### Dataset records
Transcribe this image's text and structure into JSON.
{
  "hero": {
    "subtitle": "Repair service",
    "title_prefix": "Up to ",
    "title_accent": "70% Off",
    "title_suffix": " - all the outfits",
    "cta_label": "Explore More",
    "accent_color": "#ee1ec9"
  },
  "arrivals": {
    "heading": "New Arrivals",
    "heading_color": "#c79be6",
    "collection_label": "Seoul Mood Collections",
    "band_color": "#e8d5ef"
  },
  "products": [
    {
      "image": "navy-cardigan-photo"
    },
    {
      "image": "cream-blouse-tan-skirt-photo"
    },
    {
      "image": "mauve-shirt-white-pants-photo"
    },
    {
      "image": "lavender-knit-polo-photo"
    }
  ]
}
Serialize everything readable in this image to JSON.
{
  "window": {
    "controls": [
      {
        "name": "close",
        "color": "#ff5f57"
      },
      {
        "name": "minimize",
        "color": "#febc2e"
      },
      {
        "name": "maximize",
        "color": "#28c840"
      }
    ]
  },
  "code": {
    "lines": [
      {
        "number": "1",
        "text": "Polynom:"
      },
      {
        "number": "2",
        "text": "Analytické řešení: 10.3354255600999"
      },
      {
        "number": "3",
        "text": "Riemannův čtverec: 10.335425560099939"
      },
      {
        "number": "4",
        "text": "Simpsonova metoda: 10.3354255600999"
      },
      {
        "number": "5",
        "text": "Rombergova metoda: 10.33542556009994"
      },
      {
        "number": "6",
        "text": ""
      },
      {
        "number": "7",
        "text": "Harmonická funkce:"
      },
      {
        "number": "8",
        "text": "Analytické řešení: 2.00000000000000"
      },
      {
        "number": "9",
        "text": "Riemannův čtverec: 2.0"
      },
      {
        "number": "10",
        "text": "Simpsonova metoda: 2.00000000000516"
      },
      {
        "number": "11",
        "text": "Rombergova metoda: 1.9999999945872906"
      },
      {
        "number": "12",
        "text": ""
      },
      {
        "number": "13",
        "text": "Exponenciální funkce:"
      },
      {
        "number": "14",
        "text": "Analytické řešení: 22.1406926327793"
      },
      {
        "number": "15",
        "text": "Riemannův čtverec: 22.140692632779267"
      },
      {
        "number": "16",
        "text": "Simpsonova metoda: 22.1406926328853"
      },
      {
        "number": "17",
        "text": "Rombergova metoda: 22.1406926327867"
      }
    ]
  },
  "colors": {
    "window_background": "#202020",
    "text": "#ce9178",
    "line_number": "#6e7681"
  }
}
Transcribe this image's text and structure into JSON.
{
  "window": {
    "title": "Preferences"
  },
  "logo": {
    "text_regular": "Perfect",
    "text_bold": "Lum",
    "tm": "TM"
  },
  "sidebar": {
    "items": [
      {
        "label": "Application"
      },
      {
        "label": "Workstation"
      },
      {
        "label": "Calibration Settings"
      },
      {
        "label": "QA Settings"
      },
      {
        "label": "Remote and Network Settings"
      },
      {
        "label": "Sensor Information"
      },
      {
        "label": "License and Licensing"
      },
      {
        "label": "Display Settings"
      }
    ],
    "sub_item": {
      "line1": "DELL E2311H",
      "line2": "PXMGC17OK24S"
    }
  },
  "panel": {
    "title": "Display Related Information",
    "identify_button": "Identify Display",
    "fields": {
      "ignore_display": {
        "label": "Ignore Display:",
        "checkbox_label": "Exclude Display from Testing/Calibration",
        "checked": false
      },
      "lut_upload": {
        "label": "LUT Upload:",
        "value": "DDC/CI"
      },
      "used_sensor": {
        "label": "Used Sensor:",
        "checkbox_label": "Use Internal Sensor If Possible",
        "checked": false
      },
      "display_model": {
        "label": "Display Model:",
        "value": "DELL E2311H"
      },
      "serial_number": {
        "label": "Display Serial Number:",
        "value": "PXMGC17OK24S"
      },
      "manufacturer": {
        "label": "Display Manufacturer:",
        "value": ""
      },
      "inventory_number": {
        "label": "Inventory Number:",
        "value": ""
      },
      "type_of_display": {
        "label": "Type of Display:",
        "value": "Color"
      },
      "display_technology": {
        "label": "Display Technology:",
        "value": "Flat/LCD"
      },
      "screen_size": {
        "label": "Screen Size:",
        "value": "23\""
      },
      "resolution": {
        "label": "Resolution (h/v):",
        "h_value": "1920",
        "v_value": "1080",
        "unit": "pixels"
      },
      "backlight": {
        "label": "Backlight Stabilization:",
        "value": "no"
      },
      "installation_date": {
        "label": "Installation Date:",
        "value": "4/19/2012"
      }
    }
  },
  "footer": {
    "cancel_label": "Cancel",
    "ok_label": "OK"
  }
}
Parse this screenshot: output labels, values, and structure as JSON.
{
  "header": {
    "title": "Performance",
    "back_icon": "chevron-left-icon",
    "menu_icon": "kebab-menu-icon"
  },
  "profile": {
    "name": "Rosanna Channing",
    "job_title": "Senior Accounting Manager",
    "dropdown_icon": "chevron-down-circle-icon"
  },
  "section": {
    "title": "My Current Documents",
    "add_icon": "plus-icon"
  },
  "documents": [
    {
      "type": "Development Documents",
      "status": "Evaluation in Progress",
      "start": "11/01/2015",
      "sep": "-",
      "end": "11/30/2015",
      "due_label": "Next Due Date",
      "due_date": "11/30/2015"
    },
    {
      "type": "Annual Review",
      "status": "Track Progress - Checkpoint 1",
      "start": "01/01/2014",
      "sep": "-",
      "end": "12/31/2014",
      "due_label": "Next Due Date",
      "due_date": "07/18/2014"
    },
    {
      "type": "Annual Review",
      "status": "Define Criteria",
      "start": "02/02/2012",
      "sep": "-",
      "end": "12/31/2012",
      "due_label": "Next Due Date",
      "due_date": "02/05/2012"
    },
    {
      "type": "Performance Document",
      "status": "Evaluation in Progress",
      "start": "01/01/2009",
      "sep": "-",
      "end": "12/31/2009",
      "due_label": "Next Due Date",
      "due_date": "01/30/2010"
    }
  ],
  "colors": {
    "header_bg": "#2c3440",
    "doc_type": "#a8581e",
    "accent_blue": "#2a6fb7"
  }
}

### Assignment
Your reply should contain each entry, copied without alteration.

### Written answer
Transcribe this image's text and structure into JSON.
{
  "hero": {
    "subtitle": "Repair service",
    "title_prefix": "Up to ",
    "title_accent": "70% Off",
    "title_suffix": " - all the outfits",
    "cta_label": "Explore More",
    "accent_color": "#ee1ec9"
  },
  "arrivals": {
    "heading": "New Arrivals",
    "heading_color": "#c79be6",
    "collection_label": "Seoul Mood Collections",
    "band_color": "#e8d5ef"
  },
  "products": [
    {
      "image": "navy-cardigan-photo"
    },
    {
      "image": "cream-blouse-tan-skirt-photo"
    },
    {
      "image": "mauve-shirt-white-pants-photo"
    },
    {
      "image": "lavender-knit-polo-photo"
    }
  ]
}
Serialize everything readable in this image to JSON.
{
  "window": {
    "controls": [
      {
        "name": "close",
        "color": "#ff5f57"
      },
      {
        "name": "minimize",
        "color": "#febc2e"
      },
      {
        "name": "maximize",
        "color": "#28c840"
      }
    ]
  },
  "code": {
    "lines": [
      {
        "number": "1",
        "text": "Polynom:"
      },
      {
        "number": "2",
        "text": "Analytické řešení: 10.3354255600999"
      },
      {
        "number": "3",
        "text": "Riemannův čtverec: 10.335425560099939"
      },
      {
        "number": "4",
        "text": "Simpsonova metoda: 10.3354255600999"
      },
      {
        "number": "5",
        "text": "Rombergova metoda: 10.33542556009994"
      },
      {
        "number": "6",
        "text": ""
      },
      {
        "number": "7",
        "text": "Harmonická funkce:"
      },
      {
        "number": "8",
        "text": "Analytické řešení: 2.00000000000000"
      },
      {
        "number": "9",
        "text": "Riemannův čtverec: 2.0"
      },
      {
        "number": "10",
        "text": "Simpsonova metoda: 2.00000000000516"
      },
      {
        "number": "11",
        "text": "Rombergova metoda: 1.9999999945872906"
      },
      {
        "number": "12",
        "text": ""
      },
      {
        "number": "13",
        "text": "Exponenciální funkce:"
      },
      {
        "number": "14",
        "text": "Analytické řešení: 22.1406926327793"
      },
      {
        "number": "15",
        "text": "Riemannův čtverec: 22.140692632779267"
      },
      {
        "number": "16",
        "text": "Simpsonova metoda: 22.1406926328853"
      },
      {
        "number": "17",
        "text": "Rombergova metoda: 22.1406926327867"
      }
    ]
  },
  "colors": {
    "window_background": "#202020",
    "text": "#ce9178",
    "line_number": "#6e7681"
  }
}
Transcribe this image's text and structure into JSON.
{
  "window": {
    "title": "Preferences"
  },
  "logo": {
    "text_regular": "Perfect",
    "text_bold": "Lum",
    "tm": "TM"
  },
  "sidebar": {
    "items": [
      {
        "label": "Application"
      },
      {
        "label": "Workstation"
      },
      {
        "label": "Calibration Settings"
      },
      {
        "label": "QA Settings"
      },
      {
        "label": "Remote and Network Settings"
      },
      {
        "label": "Sensor Information"
      },
      {
        "label": "License and Licensing"
      },
      {
        "label": "Display Settings"
      }
    ],
    "sub_item": {
      "line1": "DELL E2311H",
      "line2": "PXMGC17OK24S"
    }
  },
  "panel": {
    "title": "Display Related Information",
    "identify_button": "Identify Display",
    "fields": {
      "ignore_display": {
        "label": "Ignore Display:",
        "checkbox_label": "Exclude Display from Testing/Calibration",
        "checked": false
      },
      "lut_upload": {
        "label": "LUT Upload:",
        "value": "DDC/CI"
      },
      "used_sensor": {
        "label": "Used Sensor:",
        "checkbox_label": "Use Internal Sensor If Possible",
        "checked": false
      },
      "display_model": {
        "label": "Display Model:",
        "value": "DELL E2311H"
      },
      "serial_number": {
        "label": "Display Serial Number:",
        "value": "PXMGC17OK24S"
      },
      "manufacturer": {
        "label": "Display Manufacturer:",
        "value": ""
      },
      "inventory_number": {
        "label": "Inventory Number:",
        "value": ""
      },
      "type_of_display": {
        "label": "Type of Display:",
        "value": "Color"
      },
      "display_technology": {
        "label": "Display Technology:",
        "value": "Flat/LCD"
      },
      "screen_size": {
        "label": "Screen Size:",
        "value": "23\""
      },
      "resolution": {
        "label": "Resolution (h/v):",
        "h_value": "1920",
        "v_value": "1080",
        "unit": "pixels"
      },
      "backlight": {
        "label": "Backlight Stabilization:",
        "value": "no"
      },
      "installation_date": {
        "label": "Installation Date:",
        "value": "4/19/2012"
      }
    }
  },
  "footer": {
    "cancel_label": "Cancel",
    "ok_label": "OK"
  }
}
Parse this screenshot: output labels, values, and structure as JSON.
{
  "header": {
    "title": "Performance",
    "back_icon": "chevron-left-icon",
    "menu_icon": "kebab-menu-icon"
  },
  "profile": {
    "name": "Rosanna Channing",
    "job_title": "Senior Accounting Manager",
    "dropdown_icon": "chevron-down-circle-icon"
  },
  "section": {
    "title": "My Current Documents",
    "add_icon": "plus-icon"
  },
  "documents": [
    {
      "type": "Development Documents",
      "status": "Evaluation in Progress",
      "start": "11/01/2015",
      "sep": "-",
      "end": "11/30/2015",
      "due_label": "Next Due Date",
      "due_date": "11/30/2015"
    },
    {
      "type": "Annual Review",
      "status": "Track Progress - Checkpoint 1",
      "start": "01/01/2014",
      "sep": "-",
      "end": "12/31/2014",
      "due_label": "Next Due Date",
      "due_date": "07/18/2014"
    },
    {
      "type": "Annual Review",
      "status": "Define Criteria",
      "start": "02/02/2012",
      "sep": "-",
      "end": "12/31/2012",
      "due_label": "Next Due Date",
      "due_date": "02/05/2012"
    },
    {
      "type": "Performance Document",
      "status": "Evaluation in Progress",
      "start": "01/01/2009",
      "sep": "-",
      "end": "12/31/2009",
      "due_label": "Next Due Date",
      "due_date": "01/30/2010"
    }
  ],
  "colors": {
    "header_bg": "#2c3440",
    "doc_type": "#a8581e",
    "accent_blue": "#2a6fb7"
  }
}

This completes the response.